The sketch was discovered after being shared on Twitter. It was recognised as an image of the House of Commons, including the ventilator, by parliamentary archivist Mari Takayanagi. Mari Takayanagi, Senior Archivist in the Parliamentary Archives, said: "Back in 2015, a researcher called Simon Pickering took lots of photographs of all sorts of documents during research at the Shakespeare Birthplace Trust.
Later, he was going through them and wondered if this might be the House of Commons. He asked Twitter, and one of my colleagues spotted it. I was thrilled to recognise it as the Ventilator – it was on Christmas Eve too, a wonderful Christmas present!" Simon Pickering discovered it in a sketch book where Lady Georgiana collected a variety of paintings and sketches by both herself and her friends, and it was next to two tickets to Westminster Hall dated 11th July 1821. This was the day of the King’s Speech to the House of Lords. Georgiana would have been 15 at the time, and due to her social status, it is highly likely that she would have attended such an occasion with a chaperone.

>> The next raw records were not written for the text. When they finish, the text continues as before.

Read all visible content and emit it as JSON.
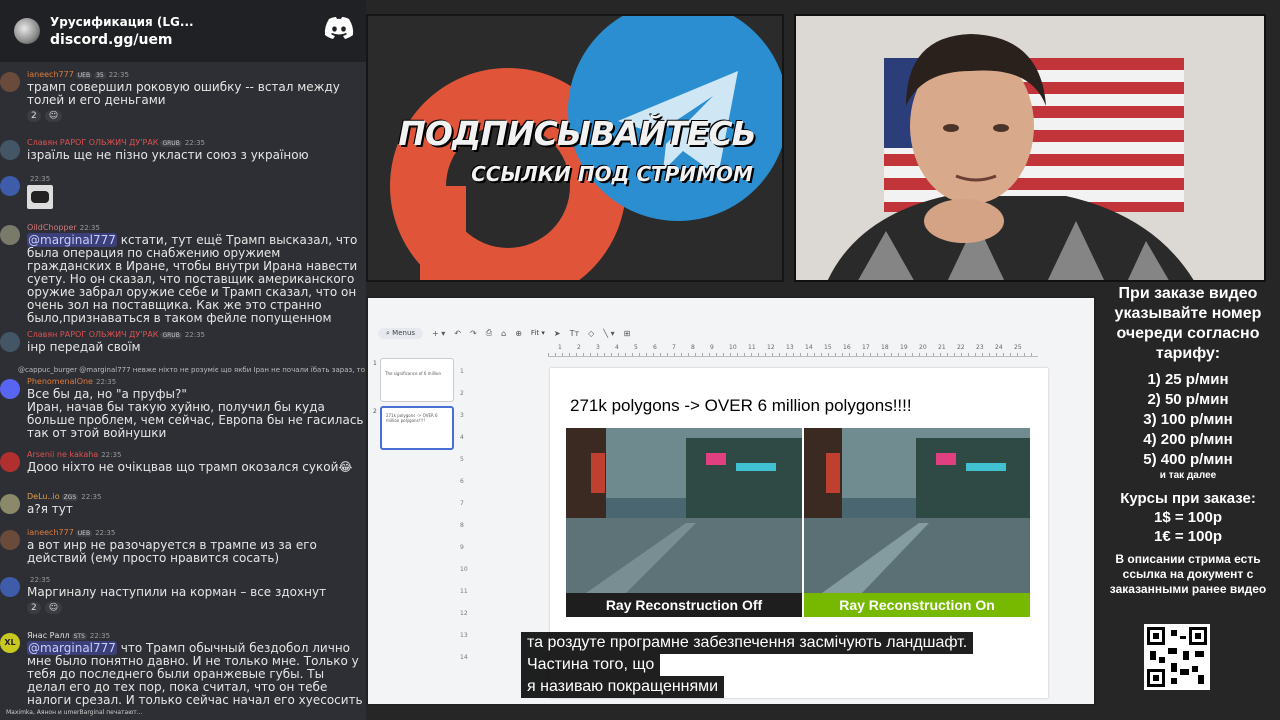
{
  "server": {
    "name": "Урусификация (LG...",
    "invite": "discord.gg/uem"
  },
  "messages": [
    {
      "user": "ianeech777",
      "user_color": "#e07a3a",
      "tags": [
        "UEB",
        "35"
      ],
      "time": "22:35",
      "text": "трамп совершил роковую ошибку -- встал между толей и его деньгами",
      "reactions": [
        "2",
        "☺"
      ]
    },
    {
      "user": "Славян РАРОГ ОЛЬЖИЧ ДУ'РАК",
      "user_color": "#e05050",
      "tags": [
        "GRUB"
      ],
      "time": "22:35",
      "text": "ізраїль ще не пізно укласти союз з україною"
    },
    {
      "user": "",
      "user_color": "#b07ad0",
      "tags": [],
      "time": "22:35",
      "text": ""
    },
    {
      "user": "OildChopper",
      "user_color": "#d07a7a",
      "tags": [],
      "time": "22:35",
      "mention": "@marginal777",
      "text": " кстати, тут ещё Трамп высказал, что была операция по снабжению оружием гражданских в Иране, чтобы внутри Ирана навести суету. Но он сказал, что поставщик американского оружие забрал оружие себе и Трамп сказал, что он очень зол на поставщика. Как же это странно было,признаваться в таком фейле попущенном"
    },
    {
      "user": "Славян РАРОГ ОЛЬЖИЧ ДУ'РАК",
      "user_color": "#e05050",
      "tags": [
        "GRUB"
      ],
      "time": "22:35",
      "text": "інр передай своїм"
    },
    {
      "reply": "@cappuc_burger @marginal777 невже ніхто не розуміє що якби Іран не почали їбать зараз, то він",
      "user": "PhenomenalOne",
      "user_color": "#e07a3a",
      "tags": [],
      "time": "22:35",
      "text": "Все бы да, но \"а пруфы?\"\nИран, начав бы такую хуйню, получил бы куда больше проблем, чем сейчас, Европа бы не гасилась так от этой войнушки"
    },
    {
      "user": "Arsenii ne kakaha",
      "user_color": "#e05050",
      "tags": [],
      "time": "22:35",
      "text": "Дооо ніхто не очікцвав що трамп окозался сукой😂"
    },
    {
      "user": "DeLu..io",
      "user_color": "#e0a050",
      "tags": [
        "ZGS"
      ],
      "time": "22:35",
      "text": "а?я тут"
    },
    {
      "user": "ianeech777",
      "user_color": "#e07a3a",
      "tags": [
        "UEB"
      ],
      "time": "22:35",
      "text": "а вот инр не разочаруется в трампе из за его действий (ему просто нравится сосать)"
    },
    {
      "user": "",
      "user_color": "#b07ad0",
      "tags": [],
      "time": "22:35",
      "text": "Маргиналу наступили на корман – все здохнут",
      "reactions": [
        "2",
        "☺"
      ]
    },
    {
      "user": "Янас Ралл",
      "user_color": "#e0e0e0",
      "tags": [
        "STS"
      ],
      "time": "22:35",
      "mention": "@marginal777",
      "text": " что Трамп обычный бездобол лично мне было понятно давно. И не только мне. Только у тебя до последнего были оранжевые губы. Ты делал его до тех пор, пока считал, что он тебе налоги срезал. И только сейчас начал его хуесосить"
    }
  ],
  "typing": "Maximka, Аянон и umerBarginal печатают...",
  "banner": {
    "line1": "ПОДПИСЫВАЙТЕСЬ",
    "line2": "ССЫЛКИ ПОД СТРИМОМ"
  },
  "slides": {
    "toolbar": {
      "menus": "Menus",
      "zoom": "Fit"
    },
    "ruler": [
      "1",
      "2",
      "3",
      "4",
      "5",
      "6",
      "7",
      "8",
      "9",
      "10",
      "11",
      "12",
      "13",
      "14",
      "15",
      "16",
      "17",
      "18",
      "19",
      "20",
      "21",
      "22",
      "23",
      "24",
      "25"
    ],
    "vruler": [
      "1",
      "2",
      "3",
      "4",
      "5",
      "6",
      "7",
      "8",
      "9",
      "10",
      "11",
      "12",
      "13",
      "14"
    ],
    "thumbs": [
      {
        "num": "1",
        "text": "The significance of 6 million"
      },
      {
        "num": "2",
        "text": "271k polygons -> OVER 6 million polygons!!!!"
      }
    ],
    "title": "271k polygons -> OVER 6 million polygons!!!!",
    "left_label": "Ray Reconstruction Off",
    "right_label": "Ray Reconstruction On",
    "left_color": "#1e1e1e",
    "right_color": "#76b900"
  },
  "subtitles": [
    "та роздуте програмне забезпечення засмічують ландшафт.",
    "Частина того, що",
    "я називаю покращеннями"
  ],
  "info": {
    "order_note": "При заказе видео указывайте номер очереди согласно тарифу:",
    "tariffs": [
      "1) 25 р/мин",
      "2) 50 р/мин",
      "3) 100 р/мин",
      "4) 200 р/мин",
      "5) 400 р/мин"
    ],
    "tariff_more": "и так далее",
    "courses_title": "Курсы при заказе:",
    "courses": [
      "1$ = 100р",
      "1€ = 100р"
    ],
    "description": "В описании стрима есть ссылка на документ с заказанными ранее видео"
  }
}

The painting shares artistic features with other paintings signed by Georgiana, although the watercolour of the ventilator itself has no signature. The sketch was found tucked in the back of a volume of watercolours by Rebecca Dulcibella Ferrers in the extensive archives of the Baddesley Clinton Estate (1200-1981). The volume has been cared for by the Shakespeare Birthplace Trust since 1992, when it was deposited by a member of the Ferrers family.
Rosalyn Sklar, Museums Collections Officer at the Shakespeare Birthplace Trust, said: “It is thrilling to be able to share a wonderful piece of history from our collection. The Ventilator watercolour sketch, interesting and characterful in itself, has also been a catalyst for further research and discoveries that can enrich our understanding of the place of women in British political history.” Alongside the sketch two tickets admitting the bearer to view Westminster Hall dated July 11th 1821 were found.
Research conducted by the Shakespeare Birthplace Trust shows that the Office of Great Chamberlain, which issued the tickets, was at the time held jointly by two women, shedding a further dimension on the ongoing female influence in the circles of power.
Melanie Unwin, Co-curator of the Voice and Vote exhibition, said: “This exciting exhibition should really give the public a sense of the barriers that women had to overcome to participate in democracy. For the first time, we are able to recreate the sounds and atmosphere of those spaces which women were confined to – it is incredible to see how much campaigners and early women MPs achieved despite the limitations placed on them.”